NYU wants to build campus on Governors Island

By Catherine Contiguglia | January 30, 2008 05:27PM

After years of speculation and debate, New York University has finally announced its intentions to build a campus of up to 1 million square feet on Governors Island.

The university had often hinted at its interest in the island, but had never confirmed any intention to build there until it unveiled details of its 25-year, six-million-square-foot expansion plans to the press today.

Although the university has not yet released any renderings of a Governors Island campus, university officials said the campus would include both academic and residential buildings, as well as athletic facilities.

“We’re trying to determine what would be something we could put out there,” said William Haas, the director of planning at NYU.

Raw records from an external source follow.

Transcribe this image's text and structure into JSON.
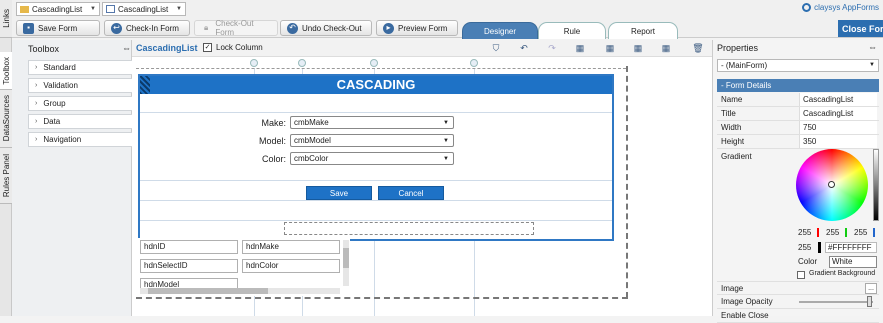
{
  "rail": {
    "links": "Links",
    "toolbox": "Toolbox",
    "datasources": "DataSources",
    "rules_panel": "Rules Panel"
  },
  "topbar": {
    "dropdown1": "CascadingList",
    "dropdown2": "CascadingList",
    "brand": "claysys AppForms"
  },
  "toolbar": {
    "save": "Save Form",
    "checkin": "Check-In Form",
    "checkout": "Check-Out Form",
    "undo_checkout": "Undo Check-Out",
    "preview": "Preview Form"
  },
  "tabs": {
    "designer": "Designer",
    "rule": "Rule",
    "report": "Report"
  },
  "close_form": "Close Form",
  "toolbox": {
    "title": "Toolbox",
    "items": [
      "Standard",
      "Validation",
      "Group",
      "Data",
      "Navigation"
    ]
  },
  "designer": {
    "form_name": "CascadingList",
    "lock_label": "Lock Column",
    "header": "CASCADING",
    "fields": [
      {
        "label": "Make:",
        "value": "cmbMake"
      },
      {
        "label": "Model:",
        "value": "cmbModel"
      },
      {
        "label": "Color:",
        "value": "cmbColor"
      }
    ],
    "save_button": "Save",
    "cancel_button": "Cancel",
    "hidden_fields": [
      "hdnID",
      "hdnMake",
      "hdnSelectID",
      "hdnColor",
      "hdnModel"
    ]
  },
  "properties": {
    "title": "Properties",
    "selected": "- (MainForm)",
    "section": "Form Details",
    "rows": [
      {
        "key": "Name",
        "value": "CascadingList"
      },
      {
        "key": "Title",
        "value": "CascadingList"
      },
      {
        "key": "Width",
        "value": "750"
      },
      {
        "key": "Height",
        "value": "350"
      }
    ],
    "gradient_label": "Gradient",
    "rgb": {
      "r": "255",
      "g": "255",
      "b": "255"
    },
    "alpha": "255",
    "hex": "#FFFFFFFF",
    "color_label": "Color",
    "color_value": "White",
    "gradient_bg": "Gradient Background",
    "image_label": "Image",
    "image_opacity_label": "Image Opacity",
    "enable_close_label": "Enable Close"
  },
  "colors": {
    "accent": "#1e72c6",
    "tab_active": "#4a7fb5"
  }
}
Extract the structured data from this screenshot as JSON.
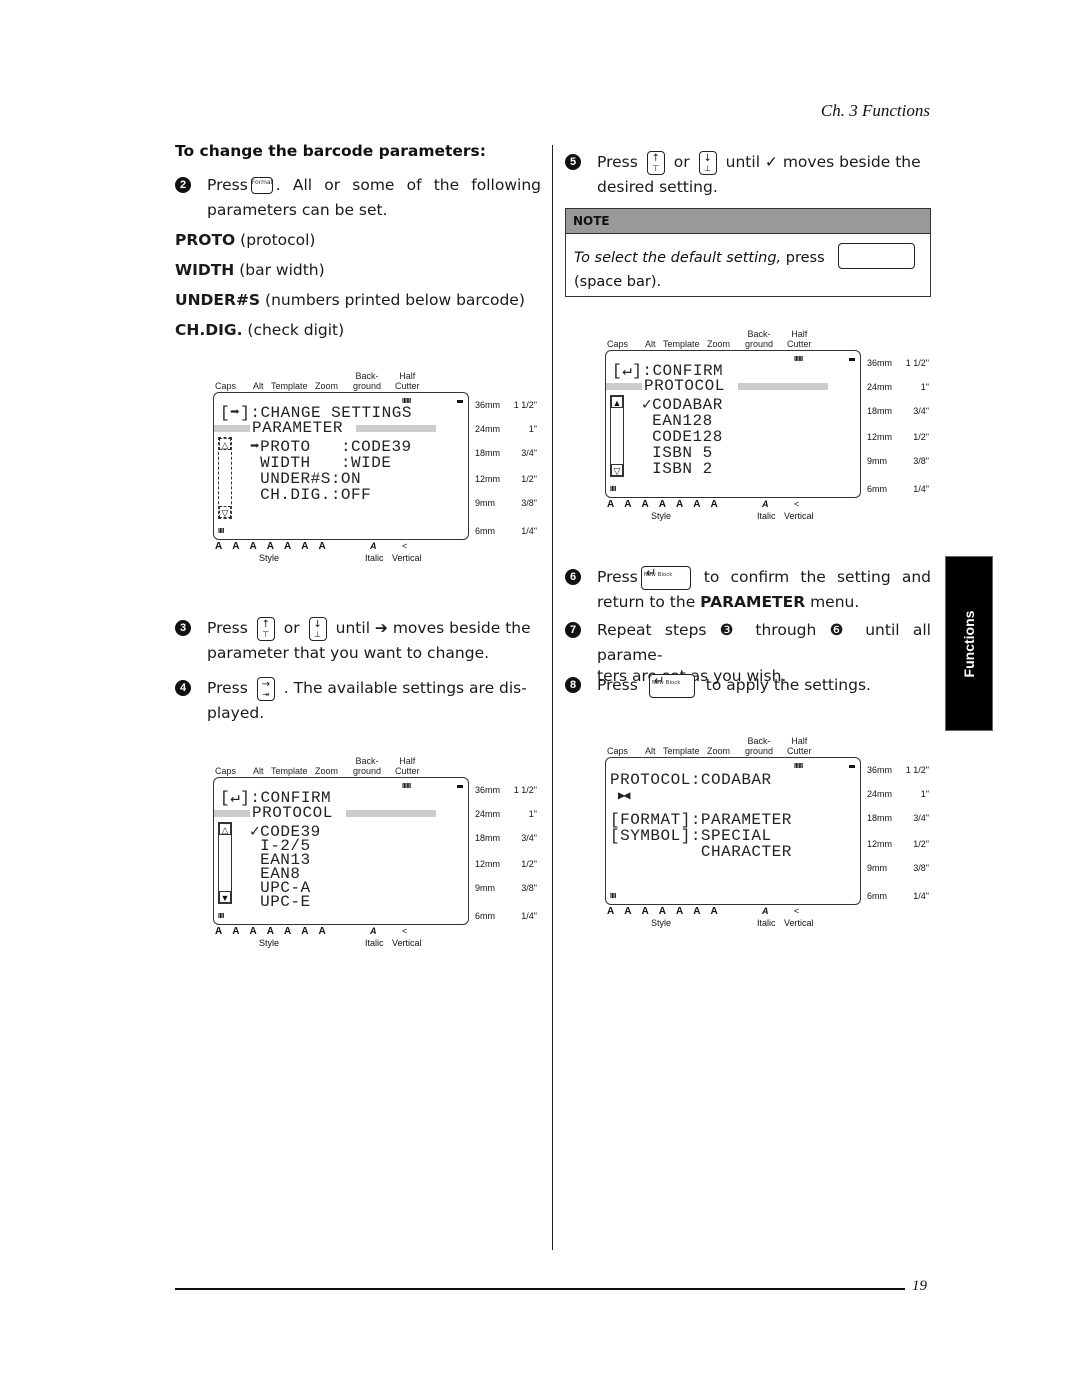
{
  "header": {
    "chapter": "Ch. 3 Functions"
  },
  "side_tab": {
    "label": "Functions"
  },
  "footer": {
    "page_number": "19"
  },
  "left": {
    "section_title": "To change the barcode parameters:",
    "step2": {
      "num": "2",
      "pre": "Press",
      "key_label": "Format",
      "post": ". All or some of the following",
      "line2": "parameters can be set."
    },
    "params": [
      {
        "name": "PROTO",
        "desc": " (protocol)"
      },
      {
        "name": "WIDTH",
        "desc": " (bar width)"
      },
      {
        "name": "UNDER#S",
        "desc": " (numbers printed below barcode)"
      },
      {
        "name": "CH.DIG.",
        "desc": " (check digit)"
      }
    ],
    "step3": {
      "num": "3",
      "pre": "Press",
      "or": "or",
      "post": "until ➔ moves beside the",
      "line2": "parameter that you want to change."
    },
    "step4": {
      "num": "4",
      "pre": "Press",
      "post": ". The available settings are dis-",
      "line2": "played."
    }
  },
  "right": {
    "step5": {
      "num": "5",
      "pre": "Press",
      "or": "or",
      "post": "until ✓ moves beside the",
      "line2": "desired setting."
    },
    "note": {
      "title": "NOTE",
      "italic": "To select the default setting,",
      "press": "press",
      "line2": "(space bar)."
    },
    "step6": {
      "num": "6",
      "pre": "Press",
      "key_label": "New Block",
      "post": "to confirm the setting and",
      "line2_pre": "return to the ",
      "line2_bold": "PARAMETER",
      "line2_post": " menu."
    },
    "step7": {
      "num": "7",
      "line1": "Repeat steps ❸ through ❻ until all parame-",
      "line2": "ters are set as you wish."
    },
    "step8": {
      "num": "8",
      "pre": "Press",
      "key_label": "New Block",
      "post": "to apply the settings."
    }
  },
  "lcd_common": {
    "top_labels": {
      "caps": "Caps",
      "alt": "Alt",
      "template": "Template",
      "zoom": "Zoom",
      "back": "Back-",
      "ground": "ground",
      "half": "Half",
      "cutter": "Cutter"
    },
    "tape_sizes": [
      {
        "mm": "36mm",
        "inch": "1 1/2\""
      },
      {
        "mm": "24mm",
        "inch": "1\""
      },
      {
        "mm": "18mm",
        "inch": "3/4\""
      },
      {
        "mm": "12mm",
        "inch": "1/2\""
      },
      {
        "mm": "9mm",
        "inch": "3/8\""
      },
      {
        "mm": "6mm",
        "inch": "1/4\""
      }
    ],
    "style_glyphs": "A A A A A A A",
    "style_label": "Style",
    "italic_glyph": "A",
    "italic_label": "Italic",
    "vertical_glyph": "<",
    "vertical_label": "Vertical",
    "bars_top": "IIIIII",
    "bars_bottom": "IIII"
  },
  "lcd1": {
    "lines": [
      "[➡]:CHANGE SETTINGS",
      "PARAMETER",
      "➡PROTO   :CODE39",
      " WIDTH   :WIDE",
      " UNDER#S:ON",
      " CH.DIG.:OFF"
    ]
  },
  "lcd2": {
    "lines": [
      "[↵]:CONFIRM",
      "PROTOCOL",
      "✓CODE39",
      " I-2/5",
      " EAN13",
      " EAN8",
      " UPC-A",
      " UPC-E"
    ]
  },
  "lcd3": {
    "lines": [
      "[↵]:CONFIRM",
      "PROTOCOL",
      "✓CODABAR",
      " EAN128",
      " CODE128",
      " ISBN 5",
      " ISBN 2"
    ]
  },
  "lcd4": {
    "lines": [
      "PROTOCOL:CODABAR",
      "▶◀",
      "[FORMAT]:PARAMETER",
      "[SYMBOL]:SPECIAL",
      "         CHARACTER"
    ]
  }
}
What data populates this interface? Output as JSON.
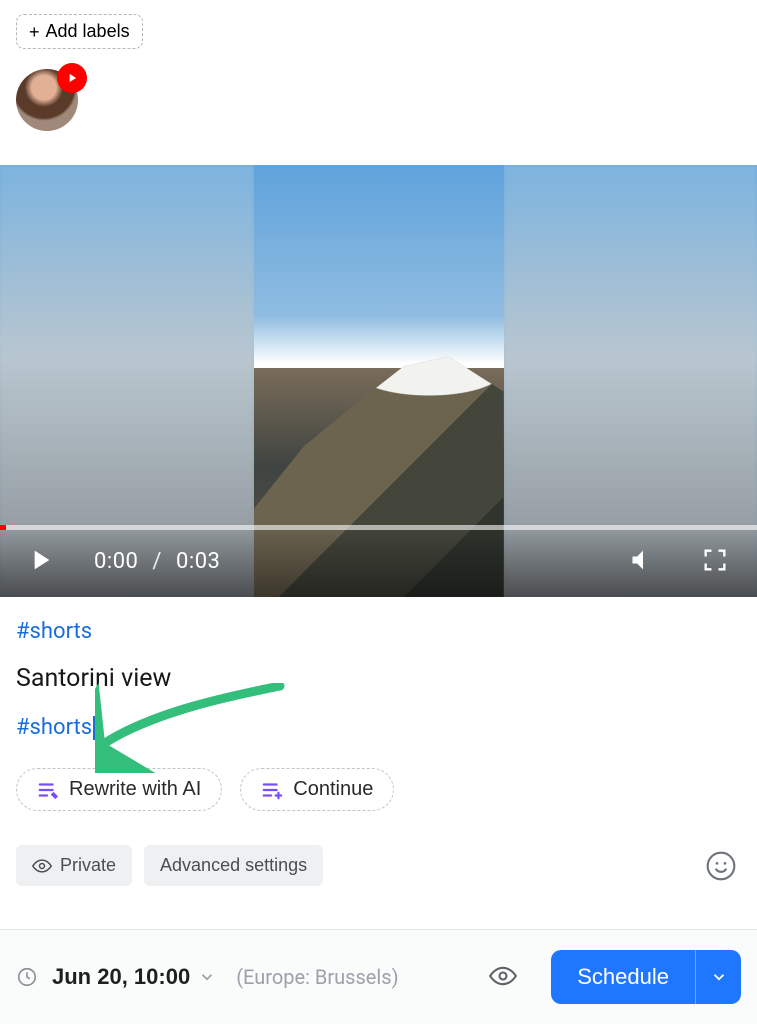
{
  "header": {
    "add_labels": "Add labels"
  },
  "account": {
    "platform_icon": "youtube"
  },
  "video": {
    "current_time": "0:00",
    "separator": "/",
    "duration": "0:03"
  },
  "caption": {
    "hashtag_top": "#shorts",
    "title": "Santorini view",
    "hashtag_bottom": "#shorts"
  },
  "ai": {
    "rewrite": "Rewrite with AI",
    "continue": "Continue"
  },
  "settings": {
    "private": "Private",
    "advanced": "Advanced settings"
  },
  "footer": {
    "datetime": "Jun 20, 10:00",
    "timezone": "(Europe: Brussels)",
    "schedule": "Schedule"
  },
  "colors": {
    "accent": "#1f77ff",
    "link": "#1a6ddb",
    "youtube": "#ff0000",
    "annotation_arrow": "#33bf7b"
  }
}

Lynne Brown, NYU’s senior vice president for university relations and public affairs, said the university had been approached by the Governors Island Preservation and Education Corporation, the city and state agency known as GIPEC, and began a serious discussion last May. The agency also talked to several other institutions, and Brown said it would not issue a formal request for proposals until this summer at the earliest.

Brown said that while developing the island would present some difficulties with infrastructure and transportation, its potential was worth the extra planning.

“It’s a tremendous asset,” Brown said.

Cathy Simon, an SMWM architect working with NYU on its expansion plans, said the island’s natural beauty and versatility made it an ideal site.

“I think it would be a perfect setting for an academic institution,” Simon said.

NYU plans to discuss its expansion plans, which also include possible sites in Brooklyn, at an open house for students and the Greenwich Village community. Earlier today, it announced at a press conference with Manhattan Borough President Scott Stringer that it would work with the community to limit the impact of the expansion of its main Washington Square campus.